-It doesn’t have to be just other people’s writing. One of my favorite parts of The Crack Up–a mostly forgotten collection of materials from F. Scott Fitzgerald published after his death–is the random phrases and observations he made. They are aphorisms without the posturing that comes with writing for publication. So many of my notecards are just things that occurred to me, notes to myself in essence. It’s your book. Use it how you want.
-Use them! Look, my commonplace book is easily justified. I write and speak about things for a living. I need this resource. But so do you. You write papers, memos, emails, notes to friends, birthday cards, give advice, have conversations at dinner, console loved ones, tell someone special how you feel about them. All these are opportunities to use the wisdom you have come across and recorded–to improve what you’re doing with knowledge passed down through history.
-This is a project for a lifetime. I’ve been keeping my commonplace books in variety of forms for 6 or 7 years. But I’m just getting started.
-Protect it at all costs. As the historian Douglas Brinkley said about Ronald Reagan’s collection of notecards: “If the Reagans’ home in Palisades were burning, this would be one of the things Reagan would immediately drag out of the house. He carried them with him all over like a carpenter brings their tools. These were the tools for his trade.” I couldn’t have put it better myself.
-Start NOW. Don’t put this off until later. Don’t write me about how this is such a good idea and you wish you had the time to do it too. You do have the time. But start, now, and stop putting it off. Make it a priority. It will pay off.
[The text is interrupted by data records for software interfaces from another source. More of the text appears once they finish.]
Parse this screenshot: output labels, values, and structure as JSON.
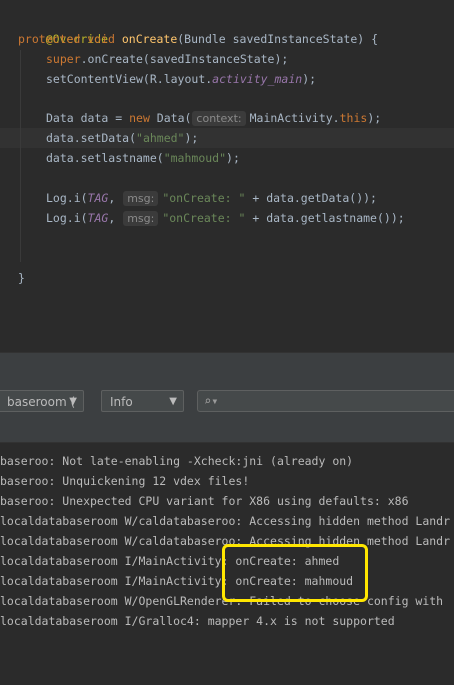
{
  "code": {
    "override": "@Override",
    "sig_kw": "protected void ",
    "sig_name": "onCreate",
    "sig_rest": "(Bundle savedInstanceState) {",
    "super_kw": "super",
    "super_rest": ".onCreate(savedInstanceState);",
    "setcv_pre": "setContentView(R.layout.",
    "setcv_field": "activity_main",
    "setcv_post": ");",
    "data_pre": "Data data = ",
    "data_new": "new",
    "data_mid": " Data(",
    "data_hint": "context:",
    "data_arg": "MainActivity.",
    "data_this": "this",
    "data_post": ");",
    "setdata_pre": "data.setData(",
    "setdata_str": "\"ahmed\"",
    "setdata_post": ");",
    "setlast_pre": "data.setlastname(",
    "setlast_str": "\"mahmoud\"",
    "setlast_post": ");",
    "log_pre": "Log.i(",
    "log_tag": "TAG",
    "log_comma": ", ",
    "log_hint": "msg:",
    "log_str": "\"onCreate: \"",
    "log1_post": " + data.getData());",
    "log2_post": " + data.getlastname());",
    "close": "}"
  },
  "logcat": {
    "process_filter": "baseroom (",
    "level_filter": "Info",
    "search_placeholder": "",
    "lines": [
      "baseroo: Not late-enabling -Xcheck:jni (already on)",
      "baseroo: Unquickening 12 vdex files!",
      "baseroo: Unexpected CPU variant for X86 using defaults: x86",
      "localdatabaseroom W/caldatabaseroo: Accessing hidden method Landr",
      "localdatabaseroom W/caldatabaseroo: Accessing hidden method Landr",
      "localdatabaseroom I/MainActivity: onCreate: ahmed",
      "localdatabaseroom I/MainActivity: onCreate: mahmoud",
      "localdatabaseroom W/OpenGLRenderer: Failed to choose config with",
      "localdatabaseroom I/Gralloc4: mapper 4.x is not supported"
    ]
  },
  "colors": {
    "highlight_box": "#ffe600",
    "editor_bg": "#2b2b2b",
    "toolbar_bg": "#3c3f41"
  }
}
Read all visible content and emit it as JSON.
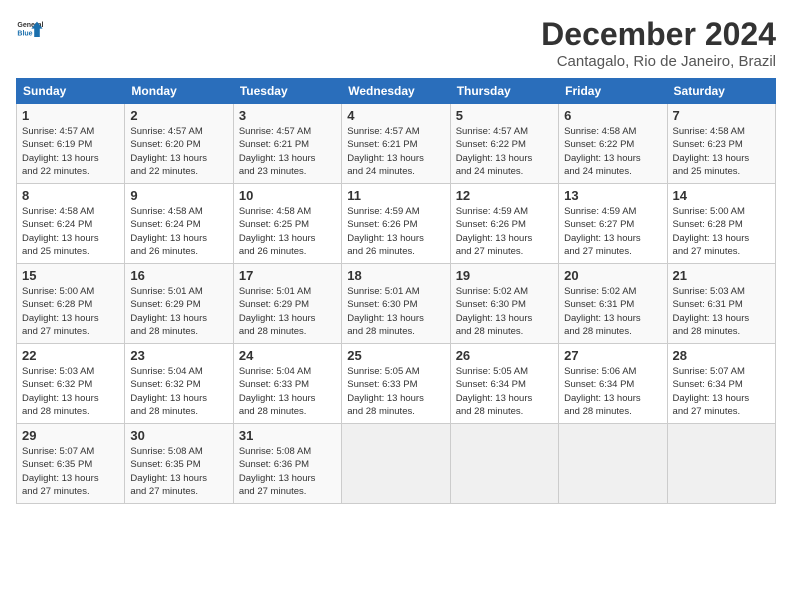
{
  "logo": {
    "line1": "General",
    "line2": "Blue"
  },
  "title": "December 2024",
  "subtitle": "Cantagalo, Rio de Janeiro, Brazil",
  "headers": [
    "Sunday",
    "Monday",
    "Tuesday",
    "Wednesday",
    "Thursday",
    "Friday",
    "Saturday"
  ],
  "weeks": [
    [
      {
        "day": "1",
        "info": "Sunrise: 4:57 AM\nSunset: 6:19 PM\nDaylight: 13 hours\nand 22 minutes."
      },
      {
        "day": "2",
        "info": "Sunrise: 4:57 AM\nSunset: 6:20 PM\nDaylight: 13 hours\nand 22 minutes."
      },
      {
        "day": "3",
        "info": "Sunrise: 4:57 AM\nSunset: 6:21 PM\nDaylight: 13 hours\nand 23 minutes."
      },
      {
        "day": "4",
        "info": "Sunrise: 4:57 AM\nSunset: 6:21 PM\nDaylight: 13 hours\nand 24 minutes."
      },
      {
        "day": "5",
        "info": "Sunrise: 4:57 AM\nSunset: 6:22 PM\nDaylight: 13 hours\nand 24 minutes."
      },
      {
        "day": "6",
        "info": "Sunrise: 4:58 AM\nSunset: 6:22 PM\nDaylight: 13 hours\nand 24 minutes."
      },
      {
        "day": "7",
        "info": "Sunrise: 4:58 AM\nSunset: 6:23 PM\nDaylight: 13 hours\nand 25 minutes."
      }
    ],
    [
      {
        "day": "8",
        "info": "Sunrise: 4:58 AM\nSunset: 6:24 PM\nDaylight: 13 hours\nand 25 minutes."
      },
      {
        "day": "9",
        "info": "Sunrise: 4:58 AM\nSunset: 6:24 PM\nDaylight: 13 hours\nand 26 minutes."
      },
      {
        "day": "10",
        "info": "Sunrise: 4:58 AM\nSunset: 6:25 PM\nDaylight: 13 hours\nand 26 minutes."
      },
      {
        "day": "11",
        "info": "Sunrise: 4:59 AM\nSunset: 6:26 PM\nDaylight: 13 hours\nand 26 minutes."
      },
      {
        "day": "12",
        "info": "Sunrise: 4:59 AM\nSunset: 6:26 PM\nDaylight: 13 hours\nand 27 minutes."
      },
      {
        "day": "13",
        "info": "Sunrise: 4:59 AM\nSunset: 6:27 PM\nDaylight: 13 hours\nand 27 minutes."
      },
      {
        "day": "14",
        "info": "Sunrise: 5:00 AM\nSunset: 6:28 PM\nDaylight: 13 hours\nand 27 minutes."
      }
    ],
    [
      {
        "day": "15",
        "info": "Sunrise: 5:00 AM\nSunset: 6:28 PM\nDaylight: 13 hours\nand 27 minutes."
      },
      {
        "day": "16",
        "info": "Sunrise: 5:01 AM\nSunset: 6:29 PM\nDaylight: 13 hours\nand 28 minutes."
      },
      {
        "day": "17",
        "info": "Sunrise: 5:01 AM\nSunset: 6:29 PM\nDaylight: 13 hours\nand 28 minutes."
      },
      {
        "day": "18",
        "info": "Sunrise: 5:01 AM\nSunset: 6:30 PM\nDaylight: 13 hours\nand 28 minutes."
      },
      {
        "day": "19",
        "info": "Sunrise: 5:02 AM\nSunset: 6:30 PM\nDaylight: 13 hours\nand 28 minutes."
      },
      {
        "day": "20",
        "info": "Sunrise: 5:02 AM\nSunset: 6:31 PM\nDaylight: 13 hours\nand 28 minutes."
      },
      {
        "day": "21",
        "info": "Sunrise: 5:03 AM\nSunset: 6:31 PM\nDaylight: 13 hours\nand 28 minutes."
      }
    ],
    [
      {
        "day": "22",
        "info": "Sunrise: 5:03 AM\nSunset: 6:32 PM\nDaylight: 13 hours\nand 28 minutes."
      },
      {
        "day": "23",
        "info": "Sunrise: 5:04 AM\nSunset: 6:32 PM\nDaylight: 13 hours\nand 28 minutes."
      },
      {
        "day": "24",
        "info": "Sunrise: 5:04 AM\nSunset: 6:33 PM\nDaylight: 13 hours\nand 28 minutes."
      },
      {
        "day": "25",
        "info": "Sunrise: 5:05 AM\nSunset: 6:33 PM\nDaylight: 13 hours\nand 28 minutes."
      },
      {
        "day": "26",
        "info": "Sunrise: 5:05 AM\nSunset: 6:34 PM\nDaylight: 13 hours\nand 28 minutes."
      },
      {
        "day": "27",
        "info": "Sunrise: 5:06 AM\nSunset: 6:34 PM\nDaylight: 13 hours\nand 28 minutes."
      },
      {
        "day": "28",
        "info": "Sunrise: 5:07 AM\nSunset: 6:34 PM\nDaylight: 13 hours\nand 27 minutes."
      }
    ],
    [
      {
        "day": "29",
        "info": "Sunrise: 5:07 AM\nSunset: 6:35 PM\nDaylight: 13 hours\nand 27 minutes."
      },
      {
        "day": "30",
        "info": "Sunrise: 5:08 AM\nSunset: 6:35 PM\nDaylight: 13 hours\nand 27 minutes."
      },
      {
        "day": "31",
        "info": "Sunrise: 5:08 AM\nSunset: 6:36 PM\nDaylight: 13 hours\nand 27 minutes."
      },
      {
        "day": "",
        "info": ""
      },
      {
        "day": "",
        "info": ""
      },
      {
        "day": "",
        "info": ""
      },
      {
        "day": "",
        "info": ""
      }
    ]
  ]
}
I promise.
If anyone wants to post photos of their Commonplace Book or describe their personal method–go for it (or email it to me).